> **WHAT YOU HAVE TO DO**:
Where a line in the data below includes the word "this", count it. State the total and nothing more.

> **INPUT**:
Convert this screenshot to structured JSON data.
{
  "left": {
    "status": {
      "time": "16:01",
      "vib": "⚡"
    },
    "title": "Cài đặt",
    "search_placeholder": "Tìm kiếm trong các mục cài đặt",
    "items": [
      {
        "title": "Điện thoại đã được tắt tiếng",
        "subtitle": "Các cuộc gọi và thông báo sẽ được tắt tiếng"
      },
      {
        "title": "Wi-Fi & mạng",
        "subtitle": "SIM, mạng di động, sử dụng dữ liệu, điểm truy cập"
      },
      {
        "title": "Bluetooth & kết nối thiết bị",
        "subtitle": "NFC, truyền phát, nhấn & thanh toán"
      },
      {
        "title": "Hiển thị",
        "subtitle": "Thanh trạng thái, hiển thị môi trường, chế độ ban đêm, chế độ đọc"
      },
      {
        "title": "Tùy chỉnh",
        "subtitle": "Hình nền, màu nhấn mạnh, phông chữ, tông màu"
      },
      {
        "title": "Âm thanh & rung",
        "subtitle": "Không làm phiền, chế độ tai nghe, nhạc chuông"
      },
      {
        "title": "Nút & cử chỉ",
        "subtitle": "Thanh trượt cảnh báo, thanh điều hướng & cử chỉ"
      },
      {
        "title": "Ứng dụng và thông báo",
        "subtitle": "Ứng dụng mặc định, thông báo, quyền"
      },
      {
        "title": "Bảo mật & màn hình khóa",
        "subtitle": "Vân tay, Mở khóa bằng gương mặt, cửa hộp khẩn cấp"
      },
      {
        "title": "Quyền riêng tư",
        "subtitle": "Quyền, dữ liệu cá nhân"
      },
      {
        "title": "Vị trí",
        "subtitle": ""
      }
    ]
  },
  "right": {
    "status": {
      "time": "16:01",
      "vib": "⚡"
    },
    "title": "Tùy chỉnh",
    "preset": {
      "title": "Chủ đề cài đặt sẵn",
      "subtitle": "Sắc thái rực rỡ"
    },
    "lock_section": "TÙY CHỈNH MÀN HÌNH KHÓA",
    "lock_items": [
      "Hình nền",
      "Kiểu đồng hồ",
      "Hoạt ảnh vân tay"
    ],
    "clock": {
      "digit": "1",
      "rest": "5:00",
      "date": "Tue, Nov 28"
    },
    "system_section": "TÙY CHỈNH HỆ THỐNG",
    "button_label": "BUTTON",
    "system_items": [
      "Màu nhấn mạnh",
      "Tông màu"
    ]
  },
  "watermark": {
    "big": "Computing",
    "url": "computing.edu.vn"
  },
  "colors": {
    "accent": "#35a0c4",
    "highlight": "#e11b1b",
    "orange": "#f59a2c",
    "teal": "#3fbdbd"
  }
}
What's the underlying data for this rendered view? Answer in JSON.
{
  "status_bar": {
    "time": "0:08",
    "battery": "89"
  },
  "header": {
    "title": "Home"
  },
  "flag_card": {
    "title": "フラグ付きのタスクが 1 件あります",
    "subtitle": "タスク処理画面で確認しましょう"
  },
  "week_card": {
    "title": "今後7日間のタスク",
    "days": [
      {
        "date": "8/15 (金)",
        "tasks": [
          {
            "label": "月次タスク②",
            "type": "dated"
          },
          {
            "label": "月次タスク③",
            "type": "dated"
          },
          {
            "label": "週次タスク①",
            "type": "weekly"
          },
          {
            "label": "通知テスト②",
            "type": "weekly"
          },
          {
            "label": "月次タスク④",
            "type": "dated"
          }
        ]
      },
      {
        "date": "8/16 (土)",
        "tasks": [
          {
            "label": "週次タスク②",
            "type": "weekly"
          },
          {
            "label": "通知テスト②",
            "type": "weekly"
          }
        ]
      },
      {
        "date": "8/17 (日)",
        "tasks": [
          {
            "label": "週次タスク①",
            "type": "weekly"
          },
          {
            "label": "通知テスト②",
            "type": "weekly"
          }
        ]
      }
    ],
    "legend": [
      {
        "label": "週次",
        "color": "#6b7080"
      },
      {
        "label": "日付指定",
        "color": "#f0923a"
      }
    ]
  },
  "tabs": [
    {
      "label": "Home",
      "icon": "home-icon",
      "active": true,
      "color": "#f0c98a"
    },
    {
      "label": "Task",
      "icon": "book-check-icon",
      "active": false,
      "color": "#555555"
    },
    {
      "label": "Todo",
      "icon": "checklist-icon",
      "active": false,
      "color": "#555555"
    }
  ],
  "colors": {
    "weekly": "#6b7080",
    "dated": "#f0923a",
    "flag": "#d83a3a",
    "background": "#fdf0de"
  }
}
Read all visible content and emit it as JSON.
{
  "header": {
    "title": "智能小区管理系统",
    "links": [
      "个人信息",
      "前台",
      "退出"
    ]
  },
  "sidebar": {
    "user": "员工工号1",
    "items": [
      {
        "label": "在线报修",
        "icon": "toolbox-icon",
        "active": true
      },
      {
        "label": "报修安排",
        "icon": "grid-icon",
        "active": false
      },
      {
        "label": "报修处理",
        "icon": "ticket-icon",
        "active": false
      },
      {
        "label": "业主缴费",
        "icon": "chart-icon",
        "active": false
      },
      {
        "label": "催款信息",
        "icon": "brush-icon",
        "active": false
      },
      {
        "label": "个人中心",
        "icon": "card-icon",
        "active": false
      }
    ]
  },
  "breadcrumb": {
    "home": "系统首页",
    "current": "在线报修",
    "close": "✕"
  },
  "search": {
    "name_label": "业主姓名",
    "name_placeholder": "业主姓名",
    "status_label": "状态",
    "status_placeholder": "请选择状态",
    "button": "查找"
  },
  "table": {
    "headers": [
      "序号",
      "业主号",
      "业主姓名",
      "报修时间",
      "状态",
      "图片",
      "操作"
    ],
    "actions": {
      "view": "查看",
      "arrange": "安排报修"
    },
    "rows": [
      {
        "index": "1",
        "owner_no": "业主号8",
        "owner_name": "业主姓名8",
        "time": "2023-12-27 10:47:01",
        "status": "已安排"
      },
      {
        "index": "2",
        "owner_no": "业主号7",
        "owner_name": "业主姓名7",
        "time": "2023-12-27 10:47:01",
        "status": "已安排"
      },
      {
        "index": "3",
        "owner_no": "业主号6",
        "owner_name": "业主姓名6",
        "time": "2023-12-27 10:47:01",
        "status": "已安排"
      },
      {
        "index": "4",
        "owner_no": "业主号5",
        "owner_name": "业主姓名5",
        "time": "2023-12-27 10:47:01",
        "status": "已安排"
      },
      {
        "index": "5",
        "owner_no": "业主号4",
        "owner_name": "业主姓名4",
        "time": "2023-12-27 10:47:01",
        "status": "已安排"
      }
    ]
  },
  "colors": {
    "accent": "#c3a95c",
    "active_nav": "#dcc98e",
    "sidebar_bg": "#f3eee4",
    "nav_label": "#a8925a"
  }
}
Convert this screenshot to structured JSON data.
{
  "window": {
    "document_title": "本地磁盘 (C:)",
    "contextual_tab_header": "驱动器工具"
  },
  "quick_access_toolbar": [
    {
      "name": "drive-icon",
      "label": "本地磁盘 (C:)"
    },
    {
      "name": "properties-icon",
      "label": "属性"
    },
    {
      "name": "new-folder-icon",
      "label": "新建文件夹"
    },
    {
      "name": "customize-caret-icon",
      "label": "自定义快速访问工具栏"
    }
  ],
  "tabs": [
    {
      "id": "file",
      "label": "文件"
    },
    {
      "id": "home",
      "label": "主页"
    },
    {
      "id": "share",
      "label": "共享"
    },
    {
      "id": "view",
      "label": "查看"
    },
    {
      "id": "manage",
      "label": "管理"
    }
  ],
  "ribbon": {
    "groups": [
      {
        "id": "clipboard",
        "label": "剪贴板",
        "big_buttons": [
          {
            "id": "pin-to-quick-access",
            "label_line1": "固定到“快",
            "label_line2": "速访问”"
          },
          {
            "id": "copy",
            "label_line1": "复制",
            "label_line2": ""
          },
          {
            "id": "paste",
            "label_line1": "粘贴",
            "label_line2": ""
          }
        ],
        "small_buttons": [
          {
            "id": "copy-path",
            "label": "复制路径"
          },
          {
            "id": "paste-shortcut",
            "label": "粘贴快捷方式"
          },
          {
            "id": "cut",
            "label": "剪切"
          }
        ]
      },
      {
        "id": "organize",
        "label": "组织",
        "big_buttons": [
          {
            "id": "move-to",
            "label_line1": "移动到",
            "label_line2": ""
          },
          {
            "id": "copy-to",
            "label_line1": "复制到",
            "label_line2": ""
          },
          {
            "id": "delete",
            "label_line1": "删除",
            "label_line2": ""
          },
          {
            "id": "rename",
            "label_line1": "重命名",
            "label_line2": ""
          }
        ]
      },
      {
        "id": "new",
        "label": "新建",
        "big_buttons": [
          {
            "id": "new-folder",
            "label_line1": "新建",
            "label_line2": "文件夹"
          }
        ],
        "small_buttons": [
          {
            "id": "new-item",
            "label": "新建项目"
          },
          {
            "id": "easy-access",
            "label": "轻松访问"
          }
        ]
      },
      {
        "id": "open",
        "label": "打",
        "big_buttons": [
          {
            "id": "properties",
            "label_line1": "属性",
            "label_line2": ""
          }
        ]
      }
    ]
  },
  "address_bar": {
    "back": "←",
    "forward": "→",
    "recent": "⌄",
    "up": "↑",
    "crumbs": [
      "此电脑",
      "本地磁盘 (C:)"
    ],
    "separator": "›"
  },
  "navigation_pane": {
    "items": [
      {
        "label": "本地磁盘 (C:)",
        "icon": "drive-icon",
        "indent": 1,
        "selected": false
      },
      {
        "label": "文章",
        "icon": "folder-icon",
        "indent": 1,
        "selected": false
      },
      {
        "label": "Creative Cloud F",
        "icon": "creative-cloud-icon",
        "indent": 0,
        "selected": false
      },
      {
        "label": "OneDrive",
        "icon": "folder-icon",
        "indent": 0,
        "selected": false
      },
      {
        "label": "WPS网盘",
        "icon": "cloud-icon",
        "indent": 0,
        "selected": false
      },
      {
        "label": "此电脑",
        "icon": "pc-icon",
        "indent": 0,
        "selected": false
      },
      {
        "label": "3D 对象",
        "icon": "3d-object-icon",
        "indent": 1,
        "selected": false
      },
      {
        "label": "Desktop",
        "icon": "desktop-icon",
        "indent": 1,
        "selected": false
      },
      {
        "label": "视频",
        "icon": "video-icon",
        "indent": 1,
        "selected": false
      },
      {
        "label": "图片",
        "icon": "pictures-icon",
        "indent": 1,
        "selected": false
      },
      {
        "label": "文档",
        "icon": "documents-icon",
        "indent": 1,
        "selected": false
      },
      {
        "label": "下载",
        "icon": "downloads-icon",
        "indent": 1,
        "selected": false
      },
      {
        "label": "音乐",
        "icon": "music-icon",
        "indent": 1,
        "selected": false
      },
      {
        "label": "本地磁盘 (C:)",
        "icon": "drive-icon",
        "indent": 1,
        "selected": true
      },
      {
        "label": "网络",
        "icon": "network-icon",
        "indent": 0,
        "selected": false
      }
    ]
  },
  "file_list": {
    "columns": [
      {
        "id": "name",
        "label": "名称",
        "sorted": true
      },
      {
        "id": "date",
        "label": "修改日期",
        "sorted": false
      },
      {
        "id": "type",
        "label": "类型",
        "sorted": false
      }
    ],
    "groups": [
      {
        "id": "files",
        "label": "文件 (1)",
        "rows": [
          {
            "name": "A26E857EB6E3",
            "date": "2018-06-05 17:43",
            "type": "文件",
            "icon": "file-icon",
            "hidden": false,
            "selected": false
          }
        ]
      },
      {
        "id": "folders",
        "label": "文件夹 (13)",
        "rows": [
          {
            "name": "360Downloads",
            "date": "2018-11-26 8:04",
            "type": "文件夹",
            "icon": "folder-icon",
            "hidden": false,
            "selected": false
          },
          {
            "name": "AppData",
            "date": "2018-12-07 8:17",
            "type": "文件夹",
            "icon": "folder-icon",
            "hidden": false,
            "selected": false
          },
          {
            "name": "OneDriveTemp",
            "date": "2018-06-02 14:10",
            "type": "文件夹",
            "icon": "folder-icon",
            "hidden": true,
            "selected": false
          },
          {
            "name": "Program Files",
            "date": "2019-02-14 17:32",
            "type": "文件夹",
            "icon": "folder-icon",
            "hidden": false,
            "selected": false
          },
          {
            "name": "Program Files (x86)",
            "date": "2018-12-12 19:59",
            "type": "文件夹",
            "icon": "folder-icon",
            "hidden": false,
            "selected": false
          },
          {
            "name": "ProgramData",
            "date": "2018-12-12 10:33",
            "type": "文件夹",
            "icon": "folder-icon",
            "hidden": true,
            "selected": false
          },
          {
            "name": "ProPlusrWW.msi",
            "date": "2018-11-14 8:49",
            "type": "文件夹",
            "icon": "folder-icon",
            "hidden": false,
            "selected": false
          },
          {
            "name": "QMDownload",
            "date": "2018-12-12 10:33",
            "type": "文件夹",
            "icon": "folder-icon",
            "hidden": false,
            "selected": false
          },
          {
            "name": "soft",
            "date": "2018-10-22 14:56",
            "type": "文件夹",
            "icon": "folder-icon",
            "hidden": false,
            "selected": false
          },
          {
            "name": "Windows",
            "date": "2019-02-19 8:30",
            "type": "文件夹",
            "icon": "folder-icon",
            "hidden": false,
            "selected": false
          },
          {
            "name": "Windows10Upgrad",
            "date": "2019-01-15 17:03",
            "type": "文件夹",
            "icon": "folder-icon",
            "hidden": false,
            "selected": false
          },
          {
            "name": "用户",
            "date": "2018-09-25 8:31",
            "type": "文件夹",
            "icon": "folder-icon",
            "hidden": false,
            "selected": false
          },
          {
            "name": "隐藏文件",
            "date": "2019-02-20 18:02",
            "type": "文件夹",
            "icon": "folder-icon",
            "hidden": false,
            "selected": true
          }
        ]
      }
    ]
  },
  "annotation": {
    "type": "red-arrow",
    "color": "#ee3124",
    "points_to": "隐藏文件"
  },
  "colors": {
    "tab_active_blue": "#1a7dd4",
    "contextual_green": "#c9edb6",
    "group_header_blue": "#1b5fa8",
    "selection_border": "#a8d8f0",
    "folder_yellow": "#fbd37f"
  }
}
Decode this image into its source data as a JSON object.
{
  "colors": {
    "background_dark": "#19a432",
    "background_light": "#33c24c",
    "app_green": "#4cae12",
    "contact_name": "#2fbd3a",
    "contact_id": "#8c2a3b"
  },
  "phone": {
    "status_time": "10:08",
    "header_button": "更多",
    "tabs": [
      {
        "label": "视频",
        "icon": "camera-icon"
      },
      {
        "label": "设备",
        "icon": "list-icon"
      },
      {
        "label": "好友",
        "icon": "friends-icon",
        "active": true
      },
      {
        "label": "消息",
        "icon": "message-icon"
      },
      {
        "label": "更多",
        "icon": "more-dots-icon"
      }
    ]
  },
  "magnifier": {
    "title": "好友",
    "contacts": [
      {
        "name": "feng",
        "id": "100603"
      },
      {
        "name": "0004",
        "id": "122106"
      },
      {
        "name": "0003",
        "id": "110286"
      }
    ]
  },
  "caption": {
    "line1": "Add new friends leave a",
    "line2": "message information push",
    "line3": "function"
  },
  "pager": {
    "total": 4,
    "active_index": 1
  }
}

> **ANSWER FOR THE TASK**:
4